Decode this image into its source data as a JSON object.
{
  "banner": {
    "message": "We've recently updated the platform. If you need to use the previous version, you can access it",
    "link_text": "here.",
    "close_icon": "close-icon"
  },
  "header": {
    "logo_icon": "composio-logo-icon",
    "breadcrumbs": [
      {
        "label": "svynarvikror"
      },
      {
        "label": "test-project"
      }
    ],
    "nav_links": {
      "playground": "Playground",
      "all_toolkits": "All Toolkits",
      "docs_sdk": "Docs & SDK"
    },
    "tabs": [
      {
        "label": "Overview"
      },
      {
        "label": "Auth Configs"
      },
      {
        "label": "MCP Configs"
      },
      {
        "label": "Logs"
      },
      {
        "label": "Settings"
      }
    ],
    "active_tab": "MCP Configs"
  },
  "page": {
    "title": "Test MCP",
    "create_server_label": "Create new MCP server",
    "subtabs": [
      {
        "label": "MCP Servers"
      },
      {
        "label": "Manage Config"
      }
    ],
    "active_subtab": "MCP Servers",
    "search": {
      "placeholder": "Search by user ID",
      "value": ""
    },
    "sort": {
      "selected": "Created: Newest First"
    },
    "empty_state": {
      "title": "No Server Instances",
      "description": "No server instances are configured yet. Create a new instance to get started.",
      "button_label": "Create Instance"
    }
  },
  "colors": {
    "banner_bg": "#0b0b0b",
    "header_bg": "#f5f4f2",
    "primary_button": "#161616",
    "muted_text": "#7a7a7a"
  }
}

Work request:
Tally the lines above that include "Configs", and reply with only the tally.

Task result:
3